How then ought we to relate to governing authorities? We follow exactly what Paul tells us in these verses: we owe them love—but not at the cost of the freedom to follow God’s direction for our lives and personal ministry. Should conflict arise, we know that the world has also hated Jesus. Relax; maybe we are doing something right.
- 1 Samuel 8
- Daniel 7, Revelation 13
- The New American Standard Bible (NASB) (NAS  and NAU ). Copyright © 1986, both by The Lockman Foundation. All rights reserved.
- American Standard Version 1901 (ASV)
- This modern twist would play into the hand of those pushing for the New World Order by compelling any real Christians to submit to those who are supposed to be our servants.
- Strong’s Concordance
- Strong’s Concordance
- Bauer, Walter, Greek-English Lexicon of the New Testament and Other Early Christian Literature, Second Edition. Copyright © 1957, 1979. The University of Chicago Press. pg. 278
- GOD'S WORD® translation. Copyrighted © 1995 by God's Word to the Nations.
- The Golden Rule, Matthew 7:12 NASB
- Throughout Matthew 5
- Matthew 5:18 KJV
- Treat others the way that you want to be treated.
- The Search for Natural Law, © 2005 by Frederick Graves, JD All Rights Reserved
- I suggest you read “Fathered by God” by this author for more on this matter.
©2009, Steve: Bydeley.
All Rights Reserved
All publishing rights reserved. Permission is granted to reprint this article for personal use; however, no commercial re-publishing of the material in this article is permitted without prior written consent.

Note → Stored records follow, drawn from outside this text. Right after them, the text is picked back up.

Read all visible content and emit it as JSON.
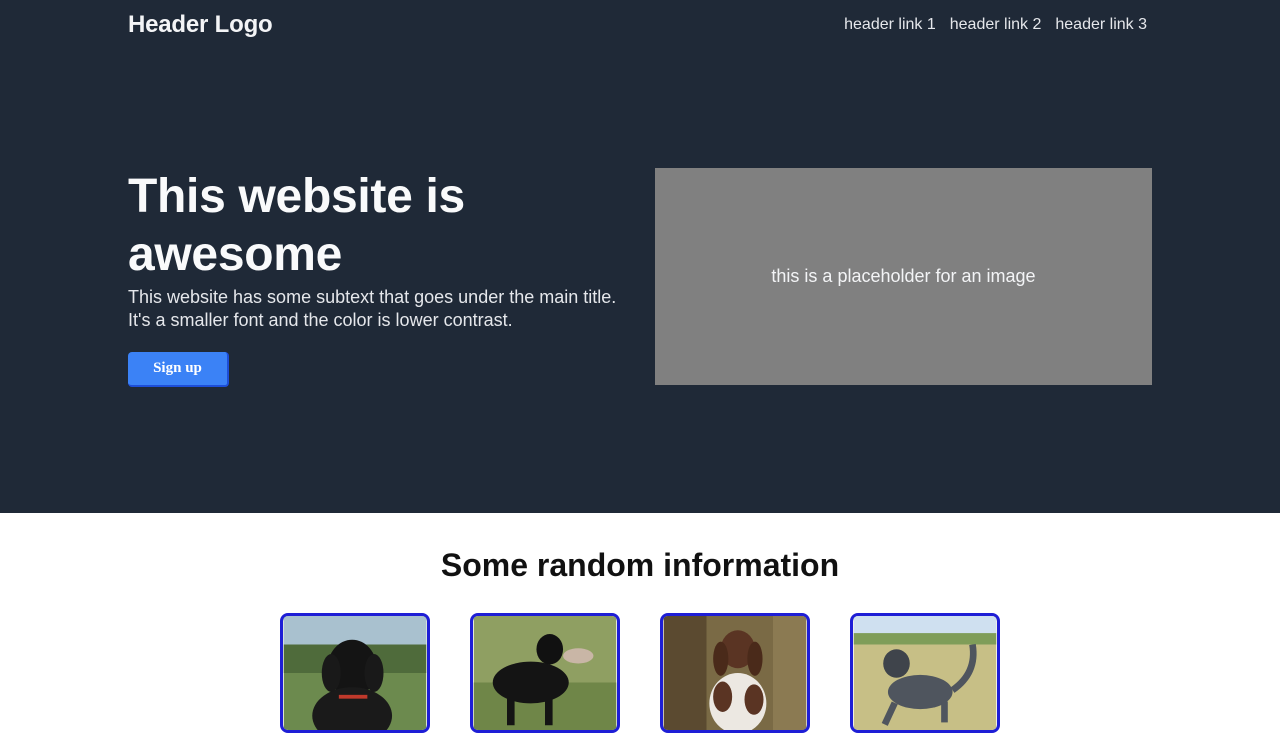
{
  "header": {
    "logo": "Header Logo",
    "links": [
      "header link 1",
      "header link 2",
      "header link 3"
    ]
  },
  "hero": {
    "title": "This website is awesome",
    "subtitle": "This website has some subtext that goes under the main title. It's a smaller font and the color is lower contrast.",
    "button_label": "Sign up",
    "placeholder_text": "this is a placeholder for an image"
  },
  "info": {
    "title": "Some random information",
    "cards": [
      {
        "image": "black-poodle-photo"
      },
      {
        "image": "black-dog-with-bird-photo"
      },
      {
        "image": "brown-white-spaniel-photo"
      },
      {
        "image": "gray-poodle-running-photo"
      }
    ]
  },
  "colors": {
    "hero_bg": "#1f2937",
    "button": "#3b82f6",
    "placeholder": "#808080",
    "card_border": "#1e1ed6"
  }
}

Dr. Steve Bydeley is the author of Fathered by God and with his wife Dianne, co-author of Dream Dreams and Dreams the Heal and Counsel. He has been a guest on the Miracle Channel, Trinity Television, and Crossroads Communication, and have taught internationally on various topics.